Patterson, D.W. “Cage and Beyond: an annotated interview with Christian Wolff,” Perspectives of New Music 32/2 (Summer, 1994): 54–87.

Thomas, Philip. “Determining the Indeterminate,” Contemporary Music Review 26/2 (April, 2007): 129–40.

Wolff,Christian. Cues: Writings & Conversations/Hinweise: Schriften und Gespräche, ed. G. Gronemeyer and R. Oehlschlägel. Cologne: Edition MusikTexte, 1998.


Producer: Thomas Schultz

Engineer:  Mark Dalrymple

Digital mastering: Paul Zinman, SoundByte Productions, Inc., NYC

Recorded October 2007 at Dinkelspiel Auditorium, Stanford University.

Cover art: Hew Wolff, Streak Mix, 2009 (acrylic on canvas)

Design: Bob Defrin Design, Inc., NYC

Long Piano was commissioned with assistance from Stanford Universitys Smith Piano Fund.


This recording was made possible by a grant from the Francis Goelet Charitable Lead Trust.


Herman E. Krawitz, President; Lisa Kahlden, Vice-President; Paul M. Tai, Director of Artists and Repertory; Mojisola Oké, Bookkeeper; Anthony DiGregorio, Production Associate.



Richard Aspinwall; Milton Babbitt; Amy Beal; Thomas Teige Carroll; Robert Clarida; Emanuel Gerard; David Hamilton; Rita Hauser; Lisa Kahlden; Herman E. Krawitz; Fred Lerdahl; Robert Marx; Elizabeth Ostrow; Cynthia Parker; Larry Polansky; Don Roberts; Patrick Smith; Paul M. Tai; Blair Weille.


Francis Goelet (1926–1998), Chairman


For a complete catalog, including liner notes, visit our Web site:

New World Records, 75 Broad Street, Suite 2400, New York, NY 10004-2415

Tel (212) 290-1680 Fax (212) 290-1685

P & © 2009 Anthology of Recorded Music, Inc. All rights reserved.

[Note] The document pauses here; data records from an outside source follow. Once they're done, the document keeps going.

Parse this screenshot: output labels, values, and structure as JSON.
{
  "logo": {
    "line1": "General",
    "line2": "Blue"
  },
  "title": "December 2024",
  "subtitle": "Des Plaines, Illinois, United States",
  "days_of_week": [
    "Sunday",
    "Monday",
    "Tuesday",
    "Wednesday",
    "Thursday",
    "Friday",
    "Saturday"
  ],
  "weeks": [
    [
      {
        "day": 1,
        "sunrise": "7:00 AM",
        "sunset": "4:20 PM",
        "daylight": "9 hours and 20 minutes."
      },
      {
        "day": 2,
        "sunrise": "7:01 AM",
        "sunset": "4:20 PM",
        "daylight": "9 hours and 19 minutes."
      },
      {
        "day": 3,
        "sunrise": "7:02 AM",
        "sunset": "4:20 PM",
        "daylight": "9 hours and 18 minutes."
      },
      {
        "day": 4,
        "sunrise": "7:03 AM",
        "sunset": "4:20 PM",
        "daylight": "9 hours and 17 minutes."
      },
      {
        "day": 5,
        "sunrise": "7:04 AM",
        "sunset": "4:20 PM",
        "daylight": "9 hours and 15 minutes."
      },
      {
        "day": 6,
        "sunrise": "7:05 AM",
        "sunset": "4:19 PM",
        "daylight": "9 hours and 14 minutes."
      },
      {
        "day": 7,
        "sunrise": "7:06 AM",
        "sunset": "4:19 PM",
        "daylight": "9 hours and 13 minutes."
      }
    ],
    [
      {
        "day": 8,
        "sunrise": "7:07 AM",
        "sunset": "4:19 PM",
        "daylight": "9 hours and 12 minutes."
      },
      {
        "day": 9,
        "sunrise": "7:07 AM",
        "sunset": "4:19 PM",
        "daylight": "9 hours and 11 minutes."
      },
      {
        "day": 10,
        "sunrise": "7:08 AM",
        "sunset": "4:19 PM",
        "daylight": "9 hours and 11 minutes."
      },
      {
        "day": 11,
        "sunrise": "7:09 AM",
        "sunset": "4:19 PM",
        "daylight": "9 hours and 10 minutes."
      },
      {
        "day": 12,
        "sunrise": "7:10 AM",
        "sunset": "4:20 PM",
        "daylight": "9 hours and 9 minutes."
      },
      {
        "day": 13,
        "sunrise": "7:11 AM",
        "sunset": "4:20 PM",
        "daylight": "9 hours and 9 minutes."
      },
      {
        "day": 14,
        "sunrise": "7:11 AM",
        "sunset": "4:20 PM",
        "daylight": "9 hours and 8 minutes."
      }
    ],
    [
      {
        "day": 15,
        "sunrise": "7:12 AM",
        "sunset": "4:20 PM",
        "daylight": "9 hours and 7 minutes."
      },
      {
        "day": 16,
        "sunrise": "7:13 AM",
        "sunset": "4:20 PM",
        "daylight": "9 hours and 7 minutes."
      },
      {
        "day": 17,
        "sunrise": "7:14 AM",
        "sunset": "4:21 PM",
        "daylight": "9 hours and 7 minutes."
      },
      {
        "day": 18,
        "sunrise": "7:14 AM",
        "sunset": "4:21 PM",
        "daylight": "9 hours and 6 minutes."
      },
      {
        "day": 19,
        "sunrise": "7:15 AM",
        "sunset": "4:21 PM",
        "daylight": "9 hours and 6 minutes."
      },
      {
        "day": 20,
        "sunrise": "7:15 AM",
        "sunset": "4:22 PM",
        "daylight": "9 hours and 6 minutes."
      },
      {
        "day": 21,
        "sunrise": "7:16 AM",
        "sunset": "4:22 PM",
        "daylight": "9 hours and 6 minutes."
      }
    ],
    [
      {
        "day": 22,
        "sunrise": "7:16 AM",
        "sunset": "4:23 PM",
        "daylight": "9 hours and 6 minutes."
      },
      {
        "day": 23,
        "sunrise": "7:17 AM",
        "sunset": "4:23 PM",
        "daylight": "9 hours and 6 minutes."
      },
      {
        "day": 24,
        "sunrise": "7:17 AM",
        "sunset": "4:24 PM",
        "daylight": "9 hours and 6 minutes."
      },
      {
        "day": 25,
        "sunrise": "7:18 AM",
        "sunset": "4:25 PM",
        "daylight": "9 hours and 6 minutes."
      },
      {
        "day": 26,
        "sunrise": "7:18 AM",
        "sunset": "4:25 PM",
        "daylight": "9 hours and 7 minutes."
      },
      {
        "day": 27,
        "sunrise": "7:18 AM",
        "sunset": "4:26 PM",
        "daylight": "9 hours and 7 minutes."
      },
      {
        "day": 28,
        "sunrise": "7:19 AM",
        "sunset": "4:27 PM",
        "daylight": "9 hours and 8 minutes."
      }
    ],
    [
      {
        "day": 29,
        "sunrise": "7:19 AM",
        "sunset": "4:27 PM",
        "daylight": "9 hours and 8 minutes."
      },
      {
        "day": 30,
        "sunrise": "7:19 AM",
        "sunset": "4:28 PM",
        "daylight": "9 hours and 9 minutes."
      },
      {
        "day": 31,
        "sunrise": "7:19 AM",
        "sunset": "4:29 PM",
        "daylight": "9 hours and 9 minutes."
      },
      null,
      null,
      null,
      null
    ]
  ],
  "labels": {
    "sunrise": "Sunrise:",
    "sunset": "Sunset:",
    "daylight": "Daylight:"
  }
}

Printed in U.S.A.

Christian Wolff (b. 1934)

Long Piano (Peace March 11)


Thomas Schultz, piano

Long Piano (Peace March 11) (2004–5) 59:01
1. Beginning
2. #21
3. #44
4. #61
5. #63
6. #66
7. #75
The track numbers are provided for convenience of reference and do not indicate divisions in the work.
Published by C.F. Peters Corp.


[1] Christian Wolff, Cues: Writing and Conversations (Cologne: Edition MusikTexte, 1998), p. 162.

[2] Michael Chant, “A turning point in music history,” a paper delivered at a Symposium on the Scratch Orchestra on its thirtieth anniversary, November 21, 1999, and published by the Progressive Cultural Association, September 2002.

[3] Hanns Eisler, from an open letter to the Composers’ Union of the German Democratic Republic, printed in the newspaper Neues Deutschland on February 24, 1957.

[4] Christian Wolff, Cues:  Writing and Conversations (Cologne: Edition MusikTexte, 1998), p. 352.

[5] Hanns Eisler, A Rebel in Music (Berlin: Seven Seas Book, 1978), p. 192.

[6] Maynard Solomon on Lenin, Marxism and Art, edited Maynard Solomon (Detroit: Wayne State University Press, 1979), p. 166.

[7] John Tilbury, Cornelius Cardew—a life unfinished (Copula, 2008), p. 850.

[8] George Steiner, In Bluebeard’s Castle (New Haven and London: Yale University Press, 1971), p. 63.

[9] Christian Wolff, Cues: Writing and Conversations (Cologne: Edition MusikTexte, 1998), p. 162.

[10] Christian Wolff,op. cit, pp. 229 – 30.

[11] Christian Wolff,op. cit.,p. 156.